The concept of aging in place is pretty simple – remain in one’s present home for the duration. Not complicated. Of course, it may need some tweaks for that to be a functional reality. It may need some more major revisions. It may be good to go as is.
Aging in place, although a very old concept that was done long before we ever attached a name to it, is a simple idea that people who have lived in the same place for many years just keep on doing so. Everything they have kept and stored remains. All of their daily tasks are committed to memory – they can even be done without concentrating on them or even in the dark, depending on what they are.
People choose a place to live for many reasons. They may like the location – they say that that this is the number one, two, and three top reasons for choosing property – location, location, location! Maybe this is the same neighborhood where they grew up – or it reminds them of it in appearance and how it feels. They may like how convenient it is to shopping, recreation, employment, the airport or transit stations, or other opportunities. They may like the general layout and floor plan of the home they have selected. Most of all, they probably like the price they paid.

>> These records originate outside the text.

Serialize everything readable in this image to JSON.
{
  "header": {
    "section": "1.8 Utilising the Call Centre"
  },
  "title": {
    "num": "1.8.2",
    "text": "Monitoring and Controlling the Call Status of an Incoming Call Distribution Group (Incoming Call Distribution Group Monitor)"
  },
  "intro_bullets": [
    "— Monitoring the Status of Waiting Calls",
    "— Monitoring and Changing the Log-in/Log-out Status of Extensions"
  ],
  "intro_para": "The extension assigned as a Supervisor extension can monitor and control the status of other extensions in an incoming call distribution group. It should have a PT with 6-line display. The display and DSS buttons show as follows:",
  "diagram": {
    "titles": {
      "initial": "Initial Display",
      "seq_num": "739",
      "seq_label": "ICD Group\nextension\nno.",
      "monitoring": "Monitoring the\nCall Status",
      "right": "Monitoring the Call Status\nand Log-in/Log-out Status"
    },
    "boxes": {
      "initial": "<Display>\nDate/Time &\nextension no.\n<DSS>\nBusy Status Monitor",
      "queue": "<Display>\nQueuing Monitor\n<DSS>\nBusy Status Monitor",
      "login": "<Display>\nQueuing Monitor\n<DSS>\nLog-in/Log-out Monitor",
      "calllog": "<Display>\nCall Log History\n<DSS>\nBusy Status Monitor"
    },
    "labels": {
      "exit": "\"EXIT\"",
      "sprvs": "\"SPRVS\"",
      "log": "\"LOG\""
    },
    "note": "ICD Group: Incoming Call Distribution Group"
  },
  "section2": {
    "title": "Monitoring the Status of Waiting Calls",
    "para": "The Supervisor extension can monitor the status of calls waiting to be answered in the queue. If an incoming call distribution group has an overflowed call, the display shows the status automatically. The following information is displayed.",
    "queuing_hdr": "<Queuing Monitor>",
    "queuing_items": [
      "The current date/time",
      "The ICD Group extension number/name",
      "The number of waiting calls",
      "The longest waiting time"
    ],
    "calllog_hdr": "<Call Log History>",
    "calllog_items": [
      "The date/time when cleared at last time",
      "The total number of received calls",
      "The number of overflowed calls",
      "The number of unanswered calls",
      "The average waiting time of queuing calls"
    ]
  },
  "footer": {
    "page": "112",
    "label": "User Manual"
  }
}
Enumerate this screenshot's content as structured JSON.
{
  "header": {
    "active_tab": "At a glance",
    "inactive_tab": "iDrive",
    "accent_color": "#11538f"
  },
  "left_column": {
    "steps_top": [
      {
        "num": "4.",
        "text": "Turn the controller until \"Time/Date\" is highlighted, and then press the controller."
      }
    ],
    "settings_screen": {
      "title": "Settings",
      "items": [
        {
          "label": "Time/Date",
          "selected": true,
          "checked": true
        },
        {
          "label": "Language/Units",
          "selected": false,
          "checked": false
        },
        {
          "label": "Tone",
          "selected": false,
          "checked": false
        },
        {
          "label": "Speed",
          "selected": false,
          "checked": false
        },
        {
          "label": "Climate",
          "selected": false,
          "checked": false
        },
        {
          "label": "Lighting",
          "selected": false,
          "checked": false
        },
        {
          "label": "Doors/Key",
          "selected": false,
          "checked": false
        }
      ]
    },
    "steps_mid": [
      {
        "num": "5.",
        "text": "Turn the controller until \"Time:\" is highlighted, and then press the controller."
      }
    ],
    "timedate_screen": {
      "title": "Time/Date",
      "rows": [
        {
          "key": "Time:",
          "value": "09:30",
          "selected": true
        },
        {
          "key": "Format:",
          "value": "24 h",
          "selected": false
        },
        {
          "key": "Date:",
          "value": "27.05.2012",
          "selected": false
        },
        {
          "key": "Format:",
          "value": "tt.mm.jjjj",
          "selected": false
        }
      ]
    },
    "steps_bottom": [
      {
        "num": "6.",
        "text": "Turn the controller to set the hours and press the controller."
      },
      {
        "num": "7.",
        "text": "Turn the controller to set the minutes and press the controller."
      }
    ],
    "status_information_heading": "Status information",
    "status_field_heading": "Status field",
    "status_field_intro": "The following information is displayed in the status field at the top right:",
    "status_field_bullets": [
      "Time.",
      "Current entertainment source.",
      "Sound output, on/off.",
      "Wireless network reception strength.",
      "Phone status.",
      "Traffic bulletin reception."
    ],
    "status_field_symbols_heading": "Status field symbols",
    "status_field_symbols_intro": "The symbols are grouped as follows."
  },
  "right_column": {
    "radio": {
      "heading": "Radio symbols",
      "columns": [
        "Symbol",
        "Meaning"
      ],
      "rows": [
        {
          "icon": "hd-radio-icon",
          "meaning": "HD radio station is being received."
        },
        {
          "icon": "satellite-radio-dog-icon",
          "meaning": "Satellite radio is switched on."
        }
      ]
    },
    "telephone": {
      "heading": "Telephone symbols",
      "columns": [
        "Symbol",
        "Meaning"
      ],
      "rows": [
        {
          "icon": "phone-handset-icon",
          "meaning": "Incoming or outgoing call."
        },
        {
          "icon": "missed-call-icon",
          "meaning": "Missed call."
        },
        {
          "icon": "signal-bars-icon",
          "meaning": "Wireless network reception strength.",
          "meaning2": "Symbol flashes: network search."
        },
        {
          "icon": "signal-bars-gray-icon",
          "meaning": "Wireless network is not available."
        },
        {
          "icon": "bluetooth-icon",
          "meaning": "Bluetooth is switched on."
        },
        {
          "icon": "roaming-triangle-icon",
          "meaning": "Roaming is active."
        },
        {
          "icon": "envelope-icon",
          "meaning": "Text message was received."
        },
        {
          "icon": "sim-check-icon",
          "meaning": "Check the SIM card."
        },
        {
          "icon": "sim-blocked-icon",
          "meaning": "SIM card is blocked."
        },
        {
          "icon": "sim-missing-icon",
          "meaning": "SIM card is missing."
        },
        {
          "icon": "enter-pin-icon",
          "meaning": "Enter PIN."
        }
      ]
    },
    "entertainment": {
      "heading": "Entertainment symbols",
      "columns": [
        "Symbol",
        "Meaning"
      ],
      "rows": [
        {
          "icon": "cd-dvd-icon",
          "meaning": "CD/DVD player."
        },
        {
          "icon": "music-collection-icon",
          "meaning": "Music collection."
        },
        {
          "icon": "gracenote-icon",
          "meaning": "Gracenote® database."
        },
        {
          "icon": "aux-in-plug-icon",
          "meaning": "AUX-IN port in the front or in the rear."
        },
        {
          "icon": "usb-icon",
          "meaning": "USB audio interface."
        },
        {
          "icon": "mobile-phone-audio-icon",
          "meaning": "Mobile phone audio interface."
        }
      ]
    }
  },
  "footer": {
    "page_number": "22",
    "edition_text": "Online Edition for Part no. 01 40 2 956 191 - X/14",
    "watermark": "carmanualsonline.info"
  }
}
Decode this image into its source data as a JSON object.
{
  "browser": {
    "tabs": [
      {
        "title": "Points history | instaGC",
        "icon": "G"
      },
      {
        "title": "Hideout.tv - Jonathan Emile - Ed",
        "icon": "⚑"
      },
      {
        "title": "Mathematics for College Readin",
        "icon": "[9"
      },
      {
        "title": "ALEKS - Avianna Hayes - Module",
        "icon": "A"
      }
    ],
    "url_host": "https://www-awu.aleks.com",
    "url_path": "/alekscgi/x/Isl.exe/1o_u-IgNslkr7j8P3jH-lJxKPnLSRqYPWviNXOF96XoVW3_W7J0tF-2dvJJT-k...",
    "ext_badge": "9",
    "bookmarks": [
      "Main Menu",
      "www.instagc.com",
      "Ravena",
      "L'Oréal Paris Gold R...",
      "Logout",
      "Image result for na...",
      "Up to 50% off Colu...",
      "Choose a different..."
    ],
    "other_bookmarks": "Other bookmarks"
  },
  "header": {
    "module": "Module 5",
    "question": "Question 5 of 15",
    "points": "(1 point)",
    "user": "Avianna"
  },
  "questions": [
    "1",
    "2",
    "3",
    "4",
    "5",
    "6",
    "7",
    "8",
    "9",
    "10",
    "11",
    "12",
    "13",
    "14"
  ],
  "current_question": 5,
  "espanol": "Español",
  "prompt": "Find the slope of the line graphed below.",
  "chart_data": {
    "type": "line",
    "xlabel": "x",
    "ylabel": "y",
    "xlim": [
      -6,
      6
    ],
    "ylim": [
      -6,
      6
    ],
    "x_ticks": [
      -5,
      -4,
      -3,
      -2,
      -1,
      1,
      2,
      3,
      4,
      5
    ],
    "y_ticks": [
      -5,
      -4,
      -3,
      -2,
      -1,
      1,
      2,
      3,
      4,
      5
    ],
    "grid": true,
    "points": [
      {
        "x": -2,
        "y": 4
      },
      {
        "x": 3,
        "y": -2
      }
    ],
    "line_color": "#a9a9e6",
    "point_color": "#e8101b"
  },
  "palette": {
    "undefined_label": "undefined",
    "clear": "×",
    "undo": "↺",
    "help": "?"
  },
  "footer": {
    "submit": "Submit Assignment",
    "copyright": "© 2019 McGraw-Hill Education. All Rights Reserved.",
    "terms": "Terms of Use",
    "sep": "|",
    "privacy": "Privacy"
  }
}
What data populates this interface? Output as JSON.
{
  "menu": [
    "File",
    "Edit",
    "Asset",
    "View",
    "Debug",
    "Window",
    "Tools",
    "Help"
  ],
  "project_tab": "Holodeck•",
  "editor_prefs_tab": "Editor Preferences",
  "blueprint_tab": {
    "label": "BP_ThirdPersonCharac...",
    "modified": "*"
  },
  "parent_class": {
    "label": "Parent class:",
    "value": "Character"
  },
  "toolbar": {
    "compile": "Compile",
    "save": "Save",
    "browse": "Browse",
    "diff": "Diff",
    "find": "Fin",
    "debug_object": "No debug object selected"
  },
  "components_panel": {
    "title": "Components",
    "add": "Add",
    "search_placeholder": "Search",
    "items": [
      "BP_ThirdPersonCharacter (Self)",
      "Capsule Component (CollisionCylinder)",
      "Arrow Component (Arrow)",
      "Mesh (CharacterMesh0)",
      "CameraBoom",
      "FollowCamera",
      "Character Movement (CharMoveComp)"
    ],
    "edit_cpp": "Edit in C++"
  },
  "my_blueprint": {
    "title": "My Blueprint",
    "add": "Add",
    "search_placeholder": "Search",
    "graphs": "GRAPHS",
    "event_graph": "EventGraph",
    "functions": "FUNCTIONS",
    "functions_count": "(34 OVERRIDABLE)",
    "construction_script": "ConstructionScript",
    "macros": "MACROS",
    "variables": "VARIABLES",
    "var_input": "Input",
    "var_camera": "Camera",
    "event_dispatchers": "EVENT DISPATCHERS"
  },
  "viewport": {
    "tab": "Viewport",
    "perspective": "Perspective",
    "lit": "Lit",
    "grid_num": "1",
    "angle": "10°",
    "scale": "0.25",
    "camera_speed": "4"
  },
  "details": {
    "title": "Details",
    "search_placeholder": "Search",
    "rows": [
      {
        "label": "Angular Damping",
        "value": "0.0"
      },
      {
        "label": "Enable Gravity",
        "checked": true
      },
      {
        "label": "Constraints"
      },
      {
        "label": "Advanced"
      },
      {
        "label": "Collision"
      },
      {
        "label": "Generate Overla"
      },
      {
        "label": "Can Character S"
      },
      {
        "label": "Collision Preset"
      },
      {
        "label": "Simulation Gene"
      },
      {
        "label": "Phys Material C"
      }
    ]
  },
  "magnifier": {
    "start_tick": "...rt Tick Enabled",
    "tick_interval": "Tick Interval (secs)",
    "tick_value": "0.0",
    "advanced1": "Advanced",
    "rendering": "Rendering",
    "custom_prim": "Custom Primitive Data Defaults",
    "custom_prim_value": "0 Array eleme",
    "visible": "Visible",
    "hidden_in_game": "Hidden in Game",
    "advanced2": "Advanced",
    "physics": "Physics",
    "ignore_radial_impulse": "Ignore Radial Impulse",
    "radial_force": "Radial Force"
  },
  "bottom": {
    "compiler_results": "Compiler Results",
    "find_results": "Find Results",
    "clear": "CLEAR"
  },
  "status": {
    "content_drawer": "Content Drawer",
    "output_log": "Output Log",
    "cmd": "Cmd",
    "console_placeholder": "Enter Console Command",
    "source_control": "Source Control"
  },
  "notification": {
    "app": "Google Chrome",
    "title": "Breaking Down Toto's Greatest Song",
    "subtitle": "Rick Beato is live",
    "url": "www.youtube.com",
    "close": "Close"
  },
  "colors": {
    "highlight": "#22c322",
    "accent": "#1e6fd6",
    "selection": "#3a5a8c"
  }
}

Once a person has lived in the same home for a number of years, they get comfortable with that location. They know how to come and go. They look forward to returning home after having been away for a few hours or multiple days. It is theirs!
Also, as people have lived in the same home for many years, they acquire a strong equity position in that home. Many have paid off their entire mortgage loan and now live in that home without the additional monthly burden of debt service – leaving their funds that previously were committed for this purpose to be allocated elsewhere. Even if the entire loan has not been satisfied, it has been paid down dramatically, and the end of their term is in sight.
As people have lived in the same home for many years, regardless of how long that has been or what they had previously, they develop their own set of memories attached to that dwelling. When children or grandchildren are involved, those youngsters have an attachment to the home also. Memories abound.
Illnesses, injuries, and joys are part of life. There have been their share of these within those four walls. Leaving this home and turning one’s back on all of those memories – positive and not so pleasant – is to shut out the past. Those memories will have to transferred and relocated to a new home – to the extent they can because they happened and were experienced in the former residence.
Occasionally something in that home will have happened of an extreme traumatic nature that makes it painful to remain in the same home and to be continually reminded of those events and the emotions surrounding that event. Understandable but not the typical situation. Still, moving to a fresh location does not erase those memories – it only relocates them.
Aging in place, in its classic sense, means deciding to remain in one’s present home forever. If that home fails to measure up in certain respects – lighting, passageways, flooring, access points, cabinetry, plumbing fixtures, windows, doors, and other components or features of the home – they can be changed and modified subject to personal wishes, safety considerations, and the budget. While it might seem easier initially just to turn one’s back on a situation that is not ideal or has become dated and to look for a fresh start, that is not always easy or inexpensive to do. Plus, this stretches the idea of aging in place. True, that new home becomes the location where the clock resets on aging in place and begins anew, but this is not true to the original concept of aging in place or remaining where one is.
In most cases, remaining in place – without moving – is advisable. Before any move is contemplated it needs to be thoroughly vetted and discussed with family and professionals. A move is not as simple as packing a few suitcases and moving across town. There is a huge disruption in one’s daily activities for weeks (possibly months) as everything is packed up and transferred to a new location. There is the inconvenience of doing without or not knowing where things are when they are packed away at the current location or still in boxes at the new one.
There is a huge emotional trauma associated with transferring addresses – a separation anxiety from leaving one very familiar address and set of living circumstances and going to an unknown to re-establish everything. When we are younger it can be an exciting opportunity. However, as we are older and more established in the home we might be leaving, this challenge is much more difficult to resolve.
This is why aging in place is meant to be staying in one’s current home for the duration and making what changes may be reasonable or feasible to help facilitate that.